In his final days as Cardinal Archbishop of Chicago he gave an interview in which he identified something that bothers many of us, namely, the dichotomy between the traditional and progressive groups in the Church. (Note: it wasn’t he that brought this subject up, but rather the person doing the interview trying to sensationalize the issue). It isn’t, however, the dichotomy itself that the cardinal spoke about, but about the attempt of putting political labels on people, things and ideas in the church, calling them either liberal or conservative, traditional or progressive, left-wing or right-wing.
The cardinal, arguably one of the greatest intellectual minds in the Church in the United States, clearly explained that these titles have no place in the Church, stating that they are, “Destructive of the Church’s mission and her life.”
Cardinal George is also wise and experienced enough I am sure to understand that there are some real differences and agendas within the church, so he isn’t denying the reality of such divisions or tensions, but rather he says, the more proper “category that matters is true or false.” I would add that “faithful or unfaithful” are also important categories when speaking about our approach to our Lord, His Church and His Gospel.
Oftentimes when people are speaking of those in the Church who are labeled conservatives or traditionalists, they are speaking of those who seem to be more connected to the culture wars on hot-button issues, taking hard lines on abortion, gay marriage, and contraception; those who are less concerned with social justice issues such as poverty and immigration and healthcare; those who embrace a more solemn and reverent celebration of the Church’s liturgies; those who seem to put greater emphasis on doctrine than on messy real-life situations.
Oftentimes when speaking of those in the Church who are labeled liberals or progressives, they are speaking of those who seem to be more open to discussions on cultural hot button issues such as a woman’s right to choose, gay rights and opposition to the Church’s teaching on artificial contraception; those who are more concerned with social justice issues such a immigration reform, universal health care and concern for the poor; those who would have a greater attachment to more modern and community-oriented celebrations of liturgies; those who rank mercy and compassion above the Church’s teachings or practices.

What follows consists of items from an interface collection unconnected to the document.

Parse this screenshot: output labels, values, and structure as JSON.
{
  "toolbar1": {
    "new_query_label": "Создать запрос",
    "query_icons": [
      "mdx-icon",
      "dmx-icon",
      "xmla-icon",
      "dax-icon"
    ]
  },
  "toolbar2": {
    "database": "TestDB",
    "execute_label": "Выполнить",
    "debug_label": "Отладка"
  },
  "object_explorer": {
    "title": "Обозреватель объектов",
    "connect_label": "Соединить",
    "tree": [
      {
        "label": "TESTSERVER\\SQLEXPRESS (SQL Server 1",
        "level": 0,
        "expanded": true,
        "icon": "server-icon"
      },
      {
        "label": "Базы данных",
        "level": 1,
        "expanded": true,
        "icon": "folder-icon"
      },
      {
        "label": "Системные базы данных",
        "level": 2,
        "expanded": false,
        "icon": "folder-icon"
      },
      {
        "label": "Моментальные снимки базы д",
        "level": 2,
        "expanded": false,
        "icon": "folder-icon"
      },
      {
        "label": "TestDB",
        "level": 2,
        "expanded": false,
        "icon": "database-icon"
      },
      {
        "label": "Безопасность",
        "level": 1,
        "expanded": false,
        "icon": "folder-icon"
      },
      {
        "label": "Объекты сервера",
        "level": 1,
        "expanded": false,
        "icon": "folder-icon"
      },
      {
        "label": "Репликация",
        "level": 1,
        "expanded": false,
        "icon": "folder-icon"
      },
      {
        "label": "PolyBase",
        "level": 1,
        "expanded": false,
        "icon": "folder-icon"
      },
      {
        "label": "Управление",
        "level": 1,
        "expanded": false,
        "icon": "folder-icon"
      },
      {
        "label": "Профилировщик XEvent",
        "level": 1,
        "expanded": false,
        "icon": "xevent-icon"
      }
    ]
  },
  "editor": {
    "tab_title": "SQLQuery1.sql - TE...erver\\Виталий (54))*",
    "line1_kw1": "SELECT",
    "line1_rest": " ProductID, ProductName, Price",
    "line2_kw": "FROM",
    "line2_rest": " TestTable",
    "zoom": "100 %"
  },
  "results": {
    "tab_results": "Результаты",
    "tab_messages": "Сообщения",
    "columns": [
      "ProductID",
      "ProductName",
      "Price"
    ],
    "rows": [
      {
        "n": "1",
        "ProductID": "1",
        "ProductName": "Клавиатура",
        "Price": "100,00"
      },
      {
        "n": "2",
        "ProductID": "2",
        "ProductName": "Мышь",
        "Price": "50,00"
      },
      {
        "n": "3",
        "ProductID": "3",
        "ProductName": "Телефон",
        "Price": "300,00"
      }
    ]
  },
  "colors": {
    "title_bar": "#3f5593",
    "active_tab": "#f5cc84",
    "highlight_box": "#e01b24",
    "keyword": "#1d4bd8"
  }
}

I am sure that some could (and would) add to, remove or modify my generalizations of those different positions. My point simply is that there are real differences within those in the Church. Cardinal George went on to explain that he “rejects the whole liberal/conservative deformation of the character of our lives. If you’re limited to that … then somehow or other you’ve betrayed your vocation as a bishop and a priest.”
I know that many would probably put me squarely in the more traditional and conservative camp, and I am okay with that in the sense that I think there are real cultural wars going on in our society and defending the unborn is greatest among them. I do try to celebrate the Mass and the sacraments with the reverence that they deserve. HOWEVER:
I resent the fact that by being labeled a conservative or traditionalist that somehow I don’t have a concern for the poor and the homeless.
I resent the fact that because I prefer to wear beautiful vestments for Holy Mass and don’t change parts of it according to what I think people might prefer, that somehow translates into the idea that I am not concerned about affordable healthcare or the families who have come to the U.S. from another country and are facing real struggles.
I resent the fact that some would think that because I have an unwavering respect for the clear teachings of the Church which are difficult to accept that I am somehow lacking in mercy or compassion, or unable to understand the challenges of God’s people.
The dichotomy between right and left does exist, but is not of God! It is the father of lies who seeks to divide us, to separate us, to label us! We are not called to be traditional or progressive, we are not called to be conservative or liberal, WE ARE CALLED TO BE FAITHFUL TO JESUS CHRIST! Orthodoxy without Charity is not Christianity, and Charity without Orthodoxy is not Christianity either.